Recent Survey Declaring an ‘Ideal Age’ for Having a First Child Is NonsenseMonica Bielanko
I had my first child at 33-years-old. Practically an old lady, according to all of you.
That’s the ideal.
Do you know what I was doing at 25?
Dancing on bars after 4 too many shots of Jagermeister. Dating as many men as possible to figure out that guys who kick in your car door probably aren’t the marrying kind. Working my way to the top of the journalism food chain, first at FOX in Salt Lake City and later ABC in New York City, both of which involved 10-hour workdays. I was traveling. New York City, Mexico, London, Italy … you get the idea. I was grabbing myself a big ol’ handful of life whilst trying very hard not to create it, because that wouldn’t have been ideal. For me.
What I’m telling you in a rather roundabout fashion is that 58% of the more than 5,000 people surveyed — the ones who say women should have children in their late teens or early 20s — are just plain wrong. But that’s not all. Anyone who says women should have children by any age is wrong.

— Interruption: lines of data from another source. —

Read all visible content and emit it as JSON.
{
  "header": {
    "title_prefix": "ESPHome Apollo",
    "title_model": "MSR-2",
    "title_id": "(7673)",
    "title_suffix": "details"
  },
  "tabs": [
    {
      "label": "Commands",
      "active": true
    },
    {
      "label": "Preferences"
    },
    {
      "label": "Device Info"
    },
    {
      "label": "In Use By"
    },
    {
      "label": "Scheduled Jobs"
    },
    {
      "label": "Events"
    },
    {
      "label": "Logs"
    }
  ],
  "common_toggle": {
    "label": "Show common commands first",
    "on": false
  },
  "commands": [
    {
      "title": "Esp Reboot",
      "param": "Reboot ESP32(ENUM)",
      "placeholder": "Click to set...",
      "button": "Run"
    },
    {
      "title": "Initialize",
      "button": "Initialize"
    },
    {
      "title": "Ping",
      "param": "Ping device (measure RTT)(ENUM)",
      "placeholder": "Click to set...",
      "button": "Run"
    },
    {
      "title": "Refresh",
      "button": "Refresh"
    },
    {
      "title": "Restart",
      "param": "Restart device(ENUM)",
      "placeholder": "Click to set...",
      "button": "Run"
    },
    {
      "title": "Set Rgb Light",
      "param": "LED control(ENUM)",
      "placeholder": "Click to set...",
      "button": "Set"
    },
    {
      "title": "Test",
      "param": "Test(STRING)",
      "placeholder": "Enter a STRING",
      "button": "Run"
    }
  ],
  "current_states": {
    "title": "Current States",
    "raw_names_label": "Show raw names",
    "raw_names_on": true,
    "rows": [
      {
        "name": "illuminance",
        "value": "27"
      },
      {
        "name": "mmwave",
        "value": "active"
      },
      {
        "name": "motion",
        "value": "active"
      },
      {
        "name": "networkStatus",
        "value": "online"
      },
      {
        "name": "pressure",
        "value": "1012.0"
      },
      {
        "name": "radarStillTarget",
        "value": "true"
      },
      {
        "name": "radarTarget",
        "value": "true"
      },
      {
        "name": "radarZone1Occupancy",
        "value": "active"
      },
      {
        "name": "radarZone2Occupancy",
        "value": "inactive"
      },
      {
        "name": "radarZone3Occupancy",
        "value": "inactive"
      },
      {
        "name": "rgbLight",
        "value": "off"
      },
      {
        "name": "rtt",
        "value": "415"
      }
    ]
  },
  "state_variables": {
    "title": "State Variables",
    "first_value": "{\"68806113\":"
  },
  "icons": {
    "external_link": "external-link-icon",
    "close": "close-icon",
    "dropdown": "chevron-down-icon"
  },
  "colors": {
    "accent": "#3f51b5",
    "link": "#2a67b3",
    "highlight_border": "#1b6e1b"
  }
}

These kinds of surveys are so annoying, yet they seem to immediately go viral and do such a disservice to women out their living their lives and making choices based on what’s right for them — decisions that likely already go against the grain of what society/our parents/religion/TV/movies tell us. Decisions like our careers, delaying motherhood, choosing to be a single mom … but that’s exactly what’s wrong with any survey related to the ideal kind of parenting: there are no absolutes. You should do what is best for your circumstances; breastfeed/don’t breastfeed, let your kid cry it out/pick him up every time he sniffles, feed him gluten/don’t feed him gluten … WHATEVER.
Ideal for me was waiting until I was in my 30s. For you, it might mean getting married out of high school and starting a family. For someone else it might mean never having kids. The ideal age to have a child is the age you finally decide you’re emotionally and financially ready to have a child. Or the age at which you accidentally get knocked up and decide you want to have the baby come hell or high water. Doesn’t feel ideal at the time? Make it ideal. Don’t let anyone with their lists and statistics and personal anecdotes tell you it can’t be done. Pregnant and excited about it? It’s ideal, girlfriend. But if you’re the kind of person who gets all hot and bothered by statistics and the opinions of others, here are the cold, hard facts and numbers connected to the survey as reported by Slate:
Americans who are college-educated are much more likely to think women should wait until they are 26 or older to have children. Only 3 percent of moms with a college degree give birth before age 25, and a full 31 percent of all mothers with a bachelor’s degree are over 35 when they have their first kid. Furthermore, there’s a lot of evidence that the gains in wages over the past few decades have been made by childless women and that the longer women wait to have kids — up to a point — the better it will be for their lifetime earnings and financial security. The fact that less educated young people still think that women should have children young isn’t good news for our already yawning class divide. The younger you have kids, the more difficult it is to pursue higher education, and according to a Pew study, “What is irrefutable … is that on average the more education a woman has, the better off her children will be.”
That’s all well and good, but I’ve got another stat for you: the CDC says nearly 40% of U.S. births are the result of unplanned pregnancies. Almost half of the time, it just happens when it happens. That’s how life works. It’s what happens when you’re busy making other plans and worrying about ideals and what everyone else thinks. Everyone goes through life at their own pace, and, as a result, has their own unique set of traits to offer a child at each and every age. What you can give your child at 23 I likely couldn’t have offered mine until 35. What I can provide at 37 is maybe something someone at 21 is lacking. Not better or worse. Just different.
For HIS perspective read: 42 YEAR OLD BABY DADDY TELLS ALL! The Cold, Hard Truth About Middle-Aged Fathers.